Ward Named Manchester Interim Dean
April 28, 2010
University Professor and Provost John Aber announced the appointment of Professor Sally Ward as interim dean of UNH Manchester effective July 1, 2010, for a two-year term.
Ward, professor of sociology at UNH and a senior faculty advisor in the Carsey Institute, has 30 years of experience teaching at UNH. She will assume the position currently held by Dean Kristin Woolever, who will leave Manchester to assume the presidency at Prescott College in Arizona July 1.

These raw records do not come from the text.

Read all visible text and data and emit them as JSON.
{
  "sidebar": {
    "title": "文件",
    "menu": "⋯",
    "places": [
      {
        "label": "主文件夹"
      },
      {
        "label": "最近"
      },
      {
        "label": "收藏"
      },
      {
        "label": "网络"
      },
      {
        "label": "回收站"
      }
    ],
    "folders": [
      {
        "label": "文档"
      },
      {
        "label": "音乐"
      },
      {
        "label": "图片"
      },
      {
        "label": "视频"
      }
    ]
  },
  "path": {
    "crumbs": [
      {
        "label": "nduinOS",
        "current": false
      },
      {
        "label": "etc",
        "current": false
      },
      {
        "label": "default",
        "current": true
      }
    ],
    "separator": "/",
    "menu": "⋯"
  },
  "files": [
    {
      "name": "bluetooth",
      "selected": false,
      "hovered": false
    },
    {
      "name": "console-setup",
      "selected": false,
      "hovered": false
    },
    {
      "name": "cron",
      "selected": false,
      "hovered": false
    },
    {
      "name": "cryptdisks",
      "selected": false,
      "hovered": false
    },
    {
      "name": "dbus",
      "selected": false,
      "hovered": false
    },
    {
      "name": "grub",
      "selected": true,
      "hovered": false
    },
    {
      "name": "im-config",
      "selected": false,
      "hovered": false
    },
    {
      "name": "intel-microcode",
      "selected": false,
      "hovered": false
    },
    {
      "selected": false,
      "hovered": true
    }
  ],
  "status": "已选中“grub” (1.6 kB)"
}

In his announcement, Aber noted that Ward has the ability to blend leadership, financial management, and a commitment to the university’s academic mission in Manchester and Durham. “Dean Woolever catalyzed growth in mission and responsiveness to the community during her tenure, and we are sorry that she is leaving us, but Dr. Ward is an established and respected leader with many connections to Manchester. She can maintain UNH Manchester’s momentum and position UNH in the region for the future while allowing the campus the opportunity to evaluate and plan.”
In her role as interim dean, Ward will be chief academic and administrative officer and maintain effective student services for more than 1,500 undergraduate and graduate students on campus. A search for the permanent dean is expected to begin in the next academic year.
“I am very excited about this opportunity to work with colleagues at UNH Manchester to further their accomplishments and contributions to the community and to the university’s mission,” said Ward. “I have deep substantive interests in urban sociology, so it seems especially appropriate for me to take on this role at our urban campus. I very much look forward to the next two years.”
Ward holds a bachelor’s from the University of Maryland and a master’s and Ph.D. from Brown University. Ward is known for her ability to balance an active research program with a strong commitment to students and to the welfare of the UNH community at large. She served as associate dean of the College of Liberal Arts for two years and served as chair of the sociology department on two occasions for nearly 10 years. Her recent research has focused on unwanted sexual experiences, how housing contributes to poverty, and access to affordable food among New Hampshire families.